Your assignment: Whenever the word "kind" appears in a line of the data below, copy that line.

Recorded information:
##########
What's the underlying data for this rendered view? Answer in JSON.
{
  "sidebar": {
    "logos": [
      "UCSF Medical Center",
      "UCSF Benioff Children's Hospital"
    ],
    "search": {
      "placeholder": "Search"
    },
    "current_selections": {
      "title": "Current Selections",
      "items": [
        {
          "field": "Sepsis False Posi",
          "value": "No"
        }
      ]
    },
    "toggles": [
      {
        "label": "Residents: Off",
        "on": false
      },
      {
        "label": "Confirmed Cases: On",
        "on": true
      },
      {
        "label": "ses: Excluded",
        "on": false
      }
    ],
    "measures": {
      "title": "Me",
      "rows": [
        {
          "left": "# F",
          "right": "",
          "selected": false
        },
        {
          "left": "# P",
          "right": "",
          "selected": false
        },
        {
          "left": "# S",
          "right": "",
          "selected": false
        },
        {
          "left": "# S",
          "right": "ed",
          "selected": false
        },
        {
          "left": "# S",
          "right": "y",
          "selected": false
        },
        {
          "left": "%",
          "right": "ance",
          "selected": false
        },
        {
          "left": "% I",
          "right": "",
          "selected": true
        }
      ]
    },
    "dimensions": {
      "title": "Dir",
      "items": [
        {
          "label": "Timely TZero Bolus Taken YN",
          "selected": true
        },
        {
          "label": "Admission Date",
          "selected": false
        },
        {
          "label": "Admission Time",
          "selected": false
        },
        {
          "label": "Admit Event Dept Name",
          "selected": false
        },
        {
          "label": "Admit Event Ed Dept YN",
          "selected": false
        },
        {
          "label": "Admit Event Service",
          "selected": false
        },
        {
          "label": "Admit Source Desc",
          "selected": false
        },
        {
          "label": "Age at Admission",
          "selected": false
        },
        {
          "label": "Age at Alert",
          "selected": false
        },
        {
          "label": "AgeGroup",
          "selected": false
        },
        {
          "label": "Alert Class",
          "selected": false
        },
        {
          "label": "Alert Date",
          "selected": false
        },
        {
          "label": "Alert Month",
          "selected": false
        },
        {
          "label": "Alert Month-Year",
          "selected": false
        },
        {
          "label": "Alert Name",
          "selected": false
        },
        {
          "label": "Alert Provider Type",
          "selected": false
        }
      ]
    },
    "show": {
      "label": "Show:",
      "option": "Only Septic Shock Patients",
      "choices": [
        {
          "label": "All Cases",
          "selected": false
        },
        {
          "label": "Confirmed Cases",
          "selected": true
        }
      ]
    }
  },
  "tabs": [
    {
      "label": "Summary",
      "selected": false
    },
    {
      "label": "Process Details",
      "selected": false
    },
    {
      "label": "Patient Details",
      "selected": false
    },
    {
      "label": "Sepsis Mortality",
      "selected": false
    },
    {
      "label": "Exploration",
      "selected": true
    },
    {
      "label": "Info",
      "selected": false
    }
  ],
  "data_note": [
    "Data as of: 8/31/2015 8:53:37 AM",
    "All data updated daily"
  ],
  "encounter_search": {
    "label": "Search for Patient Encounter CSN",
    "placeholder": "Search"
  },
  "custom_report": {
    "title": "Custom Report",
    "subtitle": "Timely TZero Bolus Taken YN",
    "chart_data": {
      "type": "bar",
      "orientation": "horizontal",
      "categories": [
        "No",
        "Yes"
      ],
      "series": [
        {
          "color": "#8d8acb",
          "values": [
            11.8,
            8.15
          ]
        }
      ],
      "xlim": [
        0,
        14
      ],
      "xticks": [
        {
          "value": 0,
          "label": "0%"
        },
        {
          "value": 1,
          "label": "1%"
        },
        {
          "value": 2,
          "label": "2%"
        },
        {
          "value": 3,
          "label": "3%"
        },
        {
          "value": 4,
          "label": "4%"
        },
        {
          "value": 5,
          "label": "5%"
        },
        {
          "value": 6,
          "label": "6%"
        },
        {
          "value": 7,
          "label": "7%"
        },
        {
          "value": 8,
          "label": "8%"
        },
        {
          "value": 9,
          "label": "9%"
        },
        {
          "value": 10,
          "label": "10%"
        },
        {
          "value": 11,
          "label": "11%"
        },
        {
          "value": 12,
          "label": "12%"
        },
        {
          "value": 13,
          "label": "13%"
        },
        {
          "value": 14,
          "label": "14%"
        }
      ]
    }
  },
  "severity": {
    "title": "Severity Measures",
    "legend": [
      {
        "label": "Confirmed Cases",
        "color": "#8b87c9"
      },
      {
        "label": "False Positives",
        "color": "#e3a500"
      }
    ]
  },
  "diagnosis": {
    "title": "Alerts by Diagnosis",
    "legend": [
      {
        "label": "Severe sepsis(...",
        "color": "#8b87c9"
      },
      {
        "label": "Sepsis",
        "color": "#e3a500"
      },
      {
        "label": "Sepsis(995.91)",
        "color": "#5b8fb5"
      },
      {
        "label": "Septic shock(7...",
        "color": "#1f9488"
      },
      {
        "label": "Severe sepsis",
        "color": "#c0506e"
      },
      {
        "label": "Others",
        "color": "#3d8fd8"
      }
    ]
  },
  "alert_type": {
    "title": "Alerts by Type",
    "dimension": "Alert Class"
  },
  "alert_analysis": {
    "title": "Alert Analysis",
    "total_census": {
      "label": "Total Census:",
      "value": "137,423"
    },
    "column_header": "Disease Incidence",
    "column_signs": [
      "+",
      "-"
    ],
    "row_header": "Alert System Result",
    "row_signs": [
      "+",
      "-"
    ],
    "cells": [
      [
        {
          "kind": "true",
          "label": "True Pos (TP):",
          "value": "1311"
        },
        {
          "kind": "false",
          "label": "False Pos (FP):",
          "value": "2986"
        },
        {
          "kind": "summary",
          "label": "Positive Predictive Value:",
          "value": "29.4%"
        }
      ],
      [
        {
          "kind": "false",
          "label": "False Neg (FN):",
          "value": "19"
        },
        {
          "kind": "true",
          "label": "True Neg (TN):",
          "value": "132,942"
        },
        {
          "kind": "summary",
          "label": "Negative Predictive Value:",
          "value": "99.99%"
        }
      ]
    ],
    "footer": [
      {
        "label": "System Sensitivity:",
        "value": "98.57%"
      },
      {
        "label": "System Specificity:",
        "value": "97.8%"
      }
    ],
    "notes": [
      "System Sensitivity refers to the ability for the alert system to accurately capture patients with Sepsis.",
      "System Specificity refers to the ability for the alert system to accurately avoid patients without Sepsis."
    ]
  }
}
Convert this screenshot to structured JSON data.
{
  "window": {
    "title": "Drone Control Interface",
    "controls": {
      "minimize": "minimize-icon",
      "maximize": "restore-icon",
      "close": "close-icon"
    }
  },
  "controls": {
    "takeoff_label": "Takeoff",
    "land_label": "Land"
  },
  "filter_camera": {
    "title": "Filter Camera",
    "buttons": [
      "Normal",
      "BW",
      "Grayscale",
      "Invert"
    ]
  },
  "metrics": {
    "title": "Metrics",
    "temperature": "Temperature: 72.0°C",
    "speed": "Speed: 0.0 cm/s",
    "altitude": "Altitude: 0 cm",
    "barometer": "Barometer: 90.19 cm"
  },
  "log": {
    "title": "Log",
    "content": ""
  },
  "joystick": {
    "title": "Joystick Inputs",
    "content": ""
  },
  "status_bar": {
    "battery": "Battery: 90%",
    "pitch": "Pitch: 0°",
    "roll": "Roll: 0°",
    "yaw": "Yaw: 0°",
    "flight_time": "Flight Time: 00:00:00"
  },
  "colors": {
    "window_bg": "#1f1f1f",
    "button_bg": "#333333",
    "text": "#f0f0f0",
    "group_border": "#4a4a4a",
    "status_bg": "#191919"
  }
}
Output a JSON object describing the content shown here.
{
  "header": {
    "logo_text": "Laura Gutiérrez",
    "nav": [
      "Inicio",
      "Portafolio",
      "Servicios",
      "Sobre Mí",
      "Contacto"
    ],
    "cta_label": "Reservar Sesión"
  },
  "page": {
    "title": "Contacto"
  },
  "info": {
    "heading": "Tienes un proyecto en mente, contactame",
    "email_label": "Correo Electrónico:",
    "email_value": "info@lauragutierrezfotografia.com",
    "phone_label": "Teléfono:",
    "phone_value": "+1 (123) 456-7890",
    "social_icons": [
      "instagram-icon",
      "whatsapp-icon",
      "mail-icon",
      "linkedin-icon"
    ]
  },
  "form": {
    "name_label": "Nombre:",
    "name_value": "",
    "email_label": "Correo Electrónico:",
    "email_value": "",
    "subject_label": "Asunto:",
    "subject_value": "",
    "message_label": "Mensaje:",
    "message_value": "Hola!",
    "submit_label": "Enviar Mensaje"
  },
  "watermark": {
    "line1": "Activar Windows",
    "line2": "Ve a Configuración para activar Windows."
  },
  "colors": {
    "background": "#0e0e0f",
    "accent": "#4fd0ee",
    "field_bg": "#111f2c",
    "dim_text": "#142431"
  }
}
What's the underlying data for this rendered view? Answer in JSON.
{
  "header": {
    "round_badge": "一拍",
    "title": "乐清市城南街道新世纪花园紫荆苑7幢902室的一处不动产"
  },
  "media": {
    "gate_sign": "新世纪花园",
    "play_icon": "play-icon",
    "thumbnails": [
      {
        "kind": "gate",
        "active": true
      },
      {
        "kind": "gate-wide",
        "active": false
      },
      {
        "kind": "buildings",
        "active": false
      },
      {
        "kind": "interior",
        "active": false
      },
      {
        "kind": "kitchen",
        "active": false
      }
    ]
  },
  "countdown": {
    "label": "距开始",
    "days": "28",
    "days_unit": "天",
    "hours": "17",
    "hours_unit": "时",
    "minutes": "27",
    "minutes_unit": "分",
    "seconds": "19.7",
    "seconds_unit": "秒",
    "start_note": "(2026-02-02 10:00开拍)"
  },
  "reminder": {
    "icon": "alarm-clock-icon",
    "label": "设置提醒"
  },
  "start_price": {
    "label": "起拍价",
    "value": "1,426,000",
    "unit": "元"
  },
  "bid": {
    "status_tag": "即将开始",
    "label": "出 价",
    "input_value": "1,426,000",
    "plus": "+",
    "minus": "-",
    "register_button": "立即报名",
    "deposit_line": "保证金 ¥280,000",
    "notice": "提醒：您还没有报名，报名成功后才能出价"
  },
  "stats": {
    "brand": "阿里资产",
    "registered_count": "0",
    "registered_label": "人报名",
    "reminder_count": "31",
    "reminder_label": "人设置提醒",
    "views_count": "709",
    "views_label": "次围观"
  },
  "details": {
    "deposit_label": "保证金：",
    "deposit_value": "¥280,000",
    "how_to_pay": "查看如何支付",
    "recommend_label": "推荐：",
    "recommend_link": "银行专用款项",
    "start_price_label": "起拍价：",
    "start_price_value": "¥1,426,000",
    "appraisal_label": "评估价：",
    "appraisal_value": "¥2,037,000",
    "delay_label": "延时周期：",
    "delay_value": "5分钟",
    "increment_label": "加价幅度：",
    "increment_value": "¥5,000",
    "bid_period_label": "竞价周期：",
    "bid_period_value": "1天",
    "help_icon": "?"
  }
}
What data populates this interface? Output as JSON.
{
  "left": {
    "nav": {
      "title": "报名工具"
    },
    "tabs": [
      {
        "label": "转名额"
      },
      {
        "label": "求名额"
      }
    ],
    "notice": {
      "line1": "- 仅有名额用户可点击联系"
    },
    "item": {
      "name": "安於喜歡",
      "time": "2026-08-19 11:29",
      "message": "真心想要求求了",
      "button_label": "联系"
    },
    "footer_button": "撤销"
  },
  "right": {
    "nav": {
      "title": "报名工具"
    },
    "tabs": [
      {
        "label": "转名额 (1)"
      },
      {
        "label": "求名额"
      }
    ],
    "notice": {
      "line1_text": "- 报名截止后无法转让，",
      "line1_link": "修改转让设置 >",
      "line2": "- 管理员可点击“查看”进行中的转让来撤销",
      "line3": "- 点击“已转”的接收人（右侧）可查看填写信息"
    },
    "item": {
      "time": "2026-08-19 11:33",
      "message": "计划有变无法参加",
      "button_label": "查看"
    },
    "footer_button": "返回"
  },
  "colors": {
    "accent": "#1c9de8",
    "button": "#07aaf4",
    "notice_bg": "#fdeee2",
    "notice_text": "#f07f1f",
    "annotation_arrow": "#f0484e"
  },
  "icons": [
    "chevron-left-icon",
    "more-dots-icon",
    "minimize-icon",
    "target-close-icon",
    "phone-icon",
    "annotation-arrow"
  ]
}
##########
Answer below:
          "kind": "true",
          "kind": "false",
          "kind": "summary",
          "kind": "false",
          "kind": "true",
          "kind": "summary",
        "kind": "gate",
        "kind": "gate-wide",
        "kind": "buildings",
        "kind": "interior",
        "kind": "kitchen",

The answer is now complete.